* [Work request]:
Please report each line in the material below that includes "this".

* [Available data]:
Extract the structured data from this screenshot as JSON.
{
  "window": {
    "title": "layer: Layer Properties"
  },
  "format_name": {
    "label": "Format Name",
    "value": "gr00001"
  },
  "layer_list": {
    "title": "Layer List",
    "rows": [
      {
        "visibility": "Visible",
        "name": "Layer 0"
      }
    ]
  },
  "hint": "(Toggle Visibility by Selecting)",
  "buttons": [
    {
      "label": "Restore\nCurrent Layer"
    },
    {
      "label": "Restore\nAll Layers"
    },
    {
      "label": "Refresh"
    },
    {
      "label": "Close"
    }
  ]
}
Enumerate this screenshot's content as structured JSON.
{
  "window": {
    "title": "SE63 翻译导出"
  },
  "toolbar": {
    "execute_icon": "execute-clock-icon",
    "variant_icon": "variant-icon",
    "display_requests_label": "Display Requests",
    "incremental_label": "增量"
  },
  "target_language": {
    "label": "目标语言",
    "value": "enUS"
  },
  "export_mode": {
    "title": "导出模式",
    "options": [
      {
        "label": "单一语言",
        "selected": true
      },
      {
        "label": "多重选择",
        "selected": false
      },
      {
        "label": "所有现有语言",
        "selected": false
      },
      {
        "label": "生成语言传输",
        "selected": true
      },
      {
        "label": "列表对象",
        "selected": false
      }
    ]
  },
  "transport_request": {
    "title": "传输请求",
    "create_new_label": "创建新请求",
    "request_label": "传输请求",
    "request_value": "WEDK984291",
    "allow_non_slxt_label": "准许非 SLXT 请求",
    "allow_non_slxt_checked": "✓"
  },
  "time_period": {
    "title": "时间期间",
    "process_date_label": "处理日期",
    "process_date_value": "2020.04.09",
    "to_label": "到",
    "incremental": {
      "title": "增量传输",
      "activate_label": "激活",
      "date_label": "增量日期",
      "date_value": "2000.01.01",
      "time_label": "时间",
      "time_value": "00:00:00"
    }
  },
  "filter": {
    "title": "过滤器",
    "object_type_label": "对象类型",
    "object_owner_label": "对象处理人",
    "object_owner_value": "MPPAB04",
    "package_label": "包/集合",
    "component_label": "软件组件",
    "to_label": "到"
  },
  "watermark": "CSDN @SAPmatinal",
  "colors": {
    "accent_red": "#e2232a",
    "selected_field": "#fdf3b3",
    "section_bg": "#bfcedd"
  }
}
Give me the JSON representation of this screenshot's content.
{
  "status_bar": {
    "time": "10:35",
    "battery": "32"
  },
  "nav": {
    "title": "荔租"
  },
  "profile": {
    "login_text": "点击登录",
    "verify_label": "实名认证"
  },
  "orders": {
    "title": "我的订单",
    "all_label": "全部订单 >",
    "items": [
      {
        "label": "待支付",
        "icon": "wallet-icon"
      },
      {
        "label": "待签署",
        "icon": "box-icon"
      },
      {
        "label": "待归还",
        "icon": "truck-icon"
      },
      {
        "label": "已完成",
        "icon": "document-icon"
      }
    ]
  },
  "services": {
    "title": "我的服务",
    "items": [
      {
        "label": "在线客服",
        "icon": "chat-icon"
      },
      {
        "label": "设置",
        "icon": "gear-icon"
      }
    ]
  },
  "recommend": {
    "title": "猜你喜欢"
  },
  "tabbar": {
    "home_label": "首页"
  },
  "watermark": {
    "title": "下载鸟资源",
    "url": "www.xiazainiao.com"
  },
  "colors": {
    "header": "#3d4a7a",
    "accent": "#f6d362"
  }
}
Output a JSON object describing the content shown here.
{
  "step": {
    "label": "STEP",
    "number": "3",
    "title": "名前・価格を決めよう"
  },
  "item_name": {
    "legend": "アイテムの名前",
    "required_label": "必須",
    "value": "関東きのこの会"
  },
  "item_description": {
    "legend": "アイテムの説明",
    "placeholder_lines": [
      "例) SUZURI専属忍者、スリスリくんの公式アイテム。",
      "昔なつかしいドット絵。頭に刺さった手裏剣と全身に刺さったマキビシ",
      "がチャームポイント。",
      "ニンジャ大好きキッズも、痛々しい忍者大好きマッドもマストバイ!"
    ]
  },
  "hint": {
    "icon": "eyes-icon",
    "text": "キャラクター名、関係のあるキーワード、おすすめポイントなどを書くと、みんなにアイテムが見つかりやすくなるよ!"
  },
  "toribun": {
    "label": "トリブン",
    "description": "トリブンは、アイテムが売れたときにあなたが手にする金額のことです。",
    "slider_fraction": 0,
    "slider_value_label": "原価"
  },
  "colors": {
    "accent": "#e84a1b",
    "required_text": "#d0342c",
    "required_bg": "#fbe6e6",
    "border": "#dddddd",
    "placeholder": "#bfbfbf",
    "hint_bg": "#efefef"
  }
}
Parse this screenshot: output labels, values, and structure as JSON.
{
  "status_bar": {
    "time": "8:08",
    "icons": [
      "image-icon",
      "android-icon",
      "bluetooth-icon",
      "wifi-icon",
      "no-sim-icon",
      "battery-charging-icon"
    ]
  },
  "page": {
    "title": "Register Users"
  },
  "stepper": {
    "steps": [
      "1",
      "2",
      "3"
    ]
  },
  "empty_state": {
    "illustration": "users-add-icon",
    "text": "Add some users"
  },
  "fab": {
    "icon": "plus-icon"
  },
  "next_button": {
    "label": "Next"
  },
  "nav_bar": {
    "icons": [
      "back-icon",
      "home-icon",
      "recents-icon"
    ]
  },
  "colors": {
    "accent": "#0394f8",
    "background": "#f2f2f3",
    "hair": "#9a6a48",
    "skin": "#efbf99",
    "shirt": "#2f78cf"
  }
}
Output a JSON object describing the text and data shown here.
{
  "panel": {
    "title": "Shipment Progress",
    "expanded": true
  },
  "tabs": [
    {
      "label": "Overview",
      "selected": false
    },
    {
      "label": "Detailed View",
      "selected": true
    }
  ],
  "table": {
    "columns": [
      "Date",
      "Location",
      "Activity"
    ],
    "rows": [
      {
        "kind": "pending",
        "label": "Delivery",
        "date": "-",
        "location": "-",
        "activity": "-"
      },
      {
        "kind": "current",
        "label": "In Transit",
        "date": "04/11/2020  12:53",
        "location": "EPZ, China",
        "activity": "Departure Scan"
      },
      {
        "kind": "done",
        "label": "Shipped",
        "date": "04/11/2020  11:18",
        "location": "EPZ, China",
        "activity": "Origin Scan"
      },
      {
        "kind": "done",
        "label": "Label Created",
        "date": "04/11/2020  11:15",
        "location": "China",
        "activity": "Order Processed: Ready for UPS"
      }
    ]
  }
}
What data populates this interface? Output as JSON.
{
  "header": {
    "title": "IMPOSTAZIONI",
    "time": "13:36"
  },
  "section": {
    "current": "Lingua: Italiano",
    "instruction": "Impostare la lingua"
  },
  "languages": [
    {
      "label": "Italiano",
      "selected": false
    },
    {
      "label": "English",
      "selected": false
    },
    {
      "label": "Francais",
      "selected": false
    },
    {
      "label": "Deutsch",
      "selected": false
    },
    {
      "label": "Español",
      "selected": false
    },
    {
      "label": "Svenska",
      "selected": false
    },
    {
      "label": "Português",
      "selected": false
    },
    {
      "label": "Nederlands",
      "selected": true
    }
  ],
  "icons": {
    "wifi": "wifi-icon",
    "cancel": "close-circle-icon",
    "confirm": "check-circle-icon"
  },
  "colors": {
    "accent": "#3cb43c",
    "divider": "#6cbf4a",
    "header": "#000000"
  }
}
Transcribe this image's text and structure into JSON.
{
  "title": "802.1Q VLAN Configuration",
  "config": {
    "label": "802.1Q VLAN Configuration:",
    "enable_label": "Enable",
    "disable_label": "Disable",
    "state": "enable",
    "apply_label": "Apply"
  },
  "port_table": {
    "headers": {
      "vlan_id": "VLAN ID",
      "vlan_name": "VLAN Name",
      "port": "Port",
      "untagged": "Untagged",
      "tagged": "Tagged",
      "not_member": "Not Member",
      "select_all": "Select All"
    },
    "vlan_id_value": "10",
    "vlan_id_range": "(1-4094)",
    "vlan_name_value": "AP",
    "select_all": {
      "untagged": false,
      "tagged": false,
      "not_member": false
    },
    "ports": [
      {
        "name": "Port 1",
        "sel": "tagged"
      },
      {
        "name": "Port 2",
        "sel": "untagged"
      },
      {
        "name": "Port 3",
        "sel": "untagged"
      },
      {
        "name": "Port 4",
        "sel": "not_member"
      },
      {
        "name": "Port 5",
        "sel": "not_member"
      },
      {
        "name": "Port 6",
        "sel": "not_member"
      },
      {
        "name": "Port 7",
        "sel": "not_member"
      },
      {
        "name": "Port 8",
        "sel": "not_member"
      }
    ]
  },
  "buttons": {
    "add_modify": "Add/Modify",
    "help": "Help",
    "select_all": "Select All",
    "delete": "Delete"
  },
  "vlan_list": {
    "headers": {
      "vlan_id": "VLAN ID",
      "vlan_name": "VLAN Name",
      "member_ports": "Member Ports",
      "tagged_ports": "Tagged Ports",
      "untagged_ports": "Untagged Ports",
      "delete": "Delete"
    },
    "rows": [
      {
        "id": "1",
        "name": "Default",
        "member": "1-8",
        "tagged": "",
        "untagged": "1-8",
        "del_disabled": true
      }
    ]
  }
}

* [The completed task]:
Extract the structured data from this screenshot as JSON.
Enumerate this screenshot's content as structured JSON.
Give me the JSON representation of this screenshot's content.
Parse this screenshot: output labels, values, and structure as JSON.
What data populates this interface? Output as JSON.
Transcribe this image's text and structure into JSON.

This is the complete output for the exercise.